Quote the listing below in its entirety, omitting every image.

- Excerpted data -
──────

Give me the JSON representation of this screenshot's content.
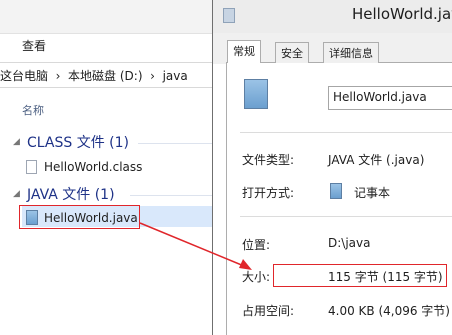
{
  "explorer": {
    "view_tab": "查看",
    "address": "这台电脑  ›  本地磁盘 (D:)  ›  java",
    "column_name": "名称",
    "groups": [
      {
        "title": "CLASS 文件 (1)",
        "files": [
          "HelloWorld.class"
        ]
      },
      {
        "title": "JAVA 文件 (1)",
        "files": [
          "HelloWorld.java"
        ]
      }
    ]
  },
  "properties": {
    "window_title": "HelloWorld.java",
    "tabs": [
      "常规",
      "安全",
      "详细信息"
    ],
    "file_name": "HelloWorld.java",
    "rows": {
      "type_label": "文件类型:",
      "type_value": "JAVA 文件 (.java)",
      "opens_label": "打开方式:",
      "opens_value": "记事本",
      "location_label": "位置:",
      "location_value": "D:\\java",
      "size_label": "大小:",
      "size_value": "115 字节 (115 字节)",
      "disk_label": "占用空间:",
      "disk_value": "4.00 KB (4,096 字节)"
    }
  },
  "colors": {
    "annotation": "#e0262b",
    "group_title": "#1e3287",
    "selection": "#d9e8fb"
  },
  "icons": [
    "folder-chevron-icon",
    "file-icon",
    "java-file-icon",
    "notepad-icon"
  ]
}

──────

- Solution for this exercise -
Give me the JSON representation of this screenshot's content.
{
  "explorer": {
    "view_tab": "查看",
    "address": "这台电脑  ›  本地磁盘 (D:)  ›  java",
    "column_name": "名称",
    "groups": [
      {
        "title": "CLASS 文件 (1)",
        "files": [
          "HelloWorld.class"
        ]
      },
      {
        "title": "JAVA 文件 (1)",
        "files": [
          "HelloWorld.java"
        ]
      }
    ]
  },
  "properties": {
    "window_title": "HelloWorld.java",
    "tabs": [
      "常规",
      "安全",
      "详细信息"
    ],
    "file_name": "HelloWorld.java",
    "rows": {
      "type_label": "文件类型:",
      "type_value": "JAVA 文件 (.java)",
      "opens_label": "打开方式:",
      "opens_value": "记事本",
      "location_label": "位置:",
      "location_value": "D:\\java",
      "size_label": "大小:",
      "size_value": "115 字节 (115 字节)",
      "disk_label": "占用空间:",
      "disk_value": "4.00 KB (4,096 字节)"
    }
  },
  "colors": {
    "annotation": "#e0262b",
    "group_title": "#1e3287",
    "selection": "#d9e8fb"
  },
  "icons": [
    "folder-chevron-icon",
    "file-icon",
    "java-file-icon",
    "notepad-icon"
  ]
}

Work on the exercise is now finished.